'Oh, My Aching Body'
Aches and pains abound -- especially as we top 40 and become "middle-aged". But the key is knowing the difference between what you can treat yourself -- and how you can treat it -- and what needs a doctor's attention.
Get Some Pain Relief
Ask three experts which pain reliever to use on muscle aches
and minor strain injury and you'll get three different answers. One train of
thought says you shouldn't take ibuprofen or aspirin after an injury. Both are
blood thinners, which, in theory, may worsen bruising.
"But when you talk to orthopaedic specialists, they often
say the extra bruising risk is minimal and is offset by the anti-inflammatory
effects of ibuprofen," says Mike Powers, PhD, assistant professor and
injury prevention specialist in the exercise and sports sciences department at
the University of Florida. "There's no one answer here."
The safe bet, everyone agrees, is acetaminophen for pain,
though it won't do much for swelling.
"Ice does the majority of the anti-inflammatory work,
anyway," says Braith.
Stretch and Flex Pain Away
Maybe yoga and Pilates -- both strength and flexibility
exercise regimens -- seem too "out there" to be of any use in dealing
with aches and pains, but increasingly exercise physiologists are recommending
"Yoga and Pilates add tone and strength to muscles in a way
that is totally nonimpact, and its use as part of an injury-prevention plan is
nearly commonplace now," says Powers. "These stretching exercises
increase your flexibility and help you work muscles that other
strength-building programs like weight training won't affect. The more you work
at increasing flexibility, the less likely you are to have injury.
That massage therapy can be a very effective muscle relaxer and
stress reducer is certainly a bit of good news. A growing body of evidence
suggests that massage therapy can reduce stress and reduce the severity of
minor chronic pain.
Don't Ignore It
It's easy to dismiss aches and pains as a part of the aging
process. But research shows that though the frequency of chronic pain goes up
with age -- especially pain from osteoarthritis -- that doesn't mean that
getting older means you need to live with everyday pain.
A study of pain in a scientifically sampled group of older
people in Melbourne, Australia, showed that reports of acute and chronic pain
do not increase with age over the age of 60, according to a study published in
the Journal of the National Aging Research Institute in March 1999.
Researchers found that widely experienced "aches and
pains" reported by people as they age may be in part due to what they
describe as a difference in pain threshold and tolerance between old and young
people. They found that older people appeared to have a higher pain threshold

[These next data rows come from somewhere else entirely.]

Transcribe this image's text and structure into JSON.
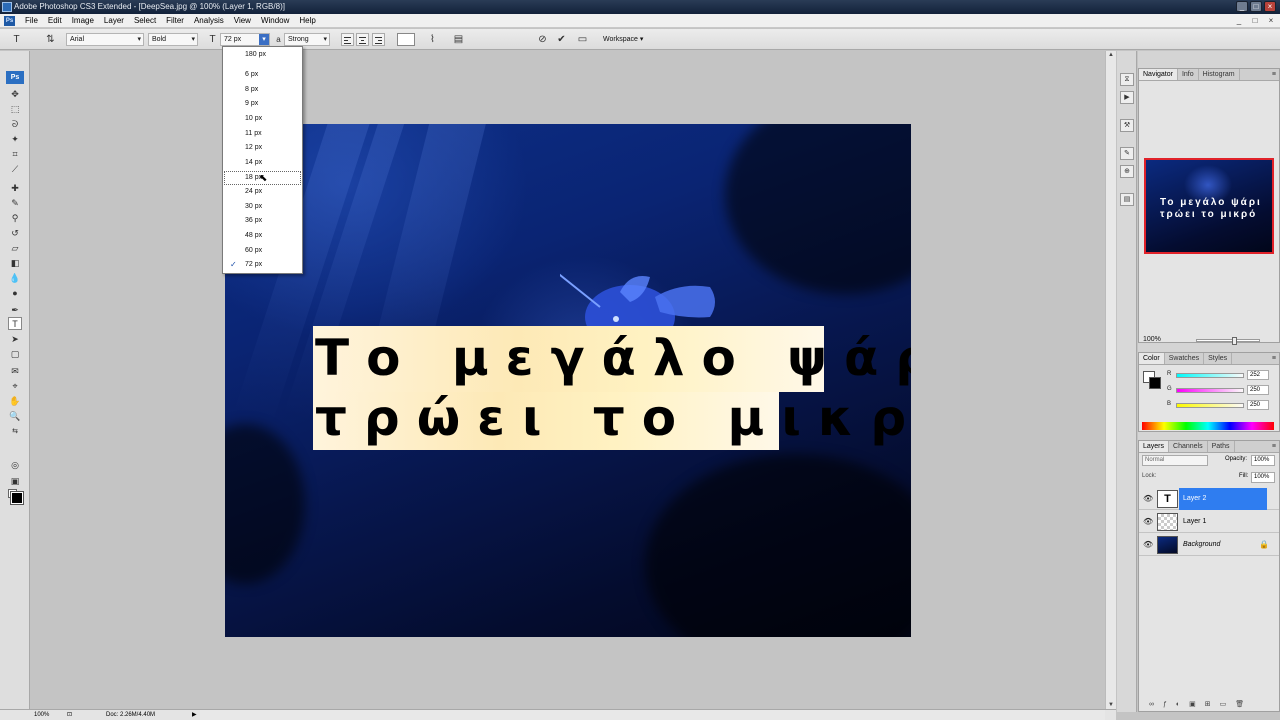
{
  "window": {
    "title": "Adobe Photoshop CS3 Extended - [DeepSea.jpg @ 100% (Layer 1, RGB/8)]",
    "min": "_",
    "max": "□",
    "close": "×"
  },
  "menu": [
    "File",
    "Edit",
    "Image",
    "Layer",
    "Select",
    "Filter",
    "Analysis",
    "View",
    "Window",
    "Help"
  ],
  "options": {
    "font_family": "Arial",
    "font_style": "Bold",
    "font_size": "72 px",
    "aa_icon": "a",
    "antialias": "Strong",
    "workspace": "Workspace ▾"
  },
  "size_dropdown": {
    "items": [
      "180 px",
      "6 px",
      "8 px",
      "9 px",
      "10 px",
      "11 px",
      "12 px",
      "14 px",
      "18 px",
      "24 px",
      "30 px",
      "36 px",
      "48 px",
      "60 px",
      "72 px"
    ],
    "hovered": "18 px",
    "checked": "72 px"
  },
  "canvas_text": {
    "line1": "Το μεγάλο ψάρι",
    "line2": "τρώει το μικρό"
  },
  "navigator": {
    "tabs": [
      "Navigator",
      "Info",
      "Histogram"
    ],
    "preview_line1": "Το μεγάλο ψάρι",
    "preview_line2": "τρώει το μικρό",
    "zoom": "100%"
  },
  "color_panel": {
    "tabs": [
      "Color",
      "Swatches",
      "Styles"
    ],
    "r_label": "R",
    "g_label": "G",
    "b_label": "B",
    "r": "252",
    "g": "250",
    "b": "250"
  },
  "layers_panel": {
    "tabs": [
      "Layers",
      "Channels",
      "Paths"
    ],
    "blend_mode": "Normal",
    "opacity_label": "Opacity:",
    "opacity": "100%",
    "lock_label": "Lock:",
    "fill_label": "Fill:",
    "fill": "100%",
    "layers": [
      {
        "name": "Layer 2",
        "thumb": "T",
        "selected": true
      },
      {
        "name": "Layer 1",
        "thumb": "",
        "selected": false
      },
      {
        "name": "Background",
        "thumb": "",
        "selected": false
      }
    ]
  },
  "status": {
    "zoom": "100%",
    "doc": "Doc: 2.26M/4.40M"
  },
  "colors": {
    "accent": "#2f7df0",
    "nav_border": "#e0222a"
  }
}
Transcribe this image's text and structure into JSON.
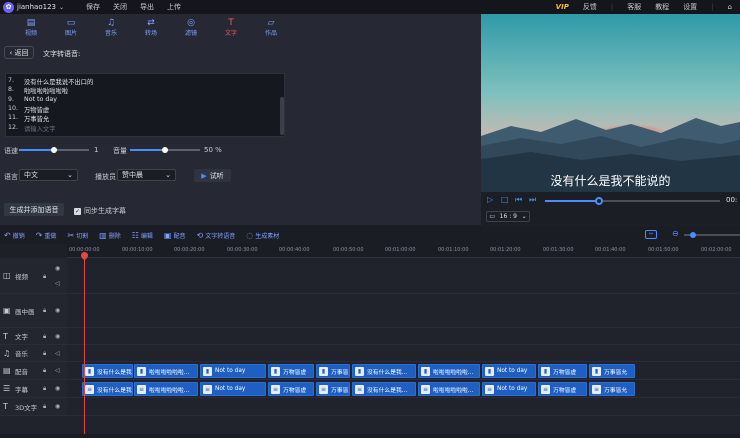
{
  "topbar": {
    "username": "jianhao123",
    "menu": [
      "保存",
      "关闭",
      "导出",
      "上传"
    ],
    "vip": "VIP",
    "right": [
      "反馈",
      "客服",
      "教程",
      "设置"
    ]
  },
  "tabs": [
    {
      "label": "视频",
      "icon": "film-icon"
    },
    {
      "label": "图片",
      "icon": "image-icon"
    },
    {
      "label": "音乐",
      "icon": "music-icon"
    },
    {
      "label": "转场",
      "icon": "transition-icon"
    },
    {
      "label": "滤镜",
      "icon": "filter-icon"
    },
    {
      "label": "文字",
      "icon": "text-icon"
    },
    {
      "label": "作品",
      "icon": "folder-icon"
    }
  ],
  "panel": {
    "back_label": "返回",
    "title": "文字转语音:",
    "lines": [
      {
        "n": "7.",
        "text": "没有什么是我说不出口的"
      },
      {
        "n": "8.",
        "text": "啦啦啦啦啦啦啦"
      },
      {
        "n": "9.",
        "text": "Not to day"
      },
      {
        "n": "10.",
        "text": "万物皆虚"
      },
      {
        "n": "11.",
        "text": "万事皆允"
      },
      {
        "n": "12.",
        "text": "请输入文字"
      }
    ],
    "speed_label": "语速",
    "speed_value": "1",
    "speed_fraction": 0.5,
    "volume_label": "音量",
    "volume_value": "50 %",
    "volume_fraction": 0.5,
    "language_label": "语言",
    "language_value": "中文",
    "speaker_label": "播放员",
    "speaker_value": "赞中晨",
    "trial_label": "试听",
    "generate_label": "生成并添加语音",
    "sync_label": "同步生成字幕"
  },
  "preview": {
    "subtitle": "没有什么是我不能说的",
    "time": "00:",
    "aspect": "16 : 9",
    "progress_fraction": 0.3
  },
  "toolbar": [
    {
      "label": "撤销",
      "icon": "undo-icon"
    },
    {
      "label": "重做",
      "icon": "redo-icon"
    },
    {
      "label": "切割",
      "icon": "scissors-icon"
    },
    {
      "label": "删除",
      "icon": "trash-icon"
    },
    {
      "label": "编辑",
      "icon": "edit-icon"
    },
    {
      "label": "配音",
      "icon": "mic-icon"
    },
    {
      "label": "文字转语音",
      "icon": "text-to-speech-icon"
    },
    {
      "label": "生成素材",
      "icon": "generate-icon"
    }
  ],
  "ruler": [
    "00:00:00:00",
    "00:00:10:00",
    "00:00:20:00",
    "00:00:30:00",
    "00:00:40:00",
    "00:00:50:00",
    "00:01:00:00",
    "00:01:10:00",
    "00:01:20:00",
    "00:01:30:00",
    "00:01:40:00",
    "00:01:50:00",
    "00:02:00:00"
  ],
  "tracks": [
    {
      "label": "视频",
      "icon": "video-track-icon"
    },
    {
      "label": "画中画",
      "icon": "pip-track-icon"
    },
    {
      "label": "文字",
      "icon": "text-track-icon"
    },
    {
      "label": "音乐",
      "icon": "music-track-icon"
    },
    {
      "label": "配音",
      "icon": "dubbing-track-icon"
    },
    {
      "label": "字幕",
      "icon": "subtitle-track-icon"
    },
    {
      "label": "3D文字",
      "icon": "3d-text-track-icon"
    }
  ],
  "dub_clips": [
    "没有什么是我...",
    "啦啦啦啦啦啦...",
    "Not to day",
    "万物皆虚",
    "万事皆允",
    "没有什么是我...",
    "啦啦啦啦啦啦...",
    "Not to day",
    "万物皆虚",
    "万事皆允"
  ],
  "sub_clips": [
    "没有什么是我...",
    "啦啦啦啦啦啦...",
    "Not to day",
    "万物皆虚",
    "万事皆允",
    "没有什么是我...",
    "啦啦啦啦啦啦...",
    "Not to day",
    "万物皆虚",
    "万事皆允"
  ]
}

than younger people, but also a diminished ability to dampen pain once it
So it may not be wise to take what seems like age-related pain
in stride. It may be a sign not of age, but of an underlying condition that may
be treatable by a doctor.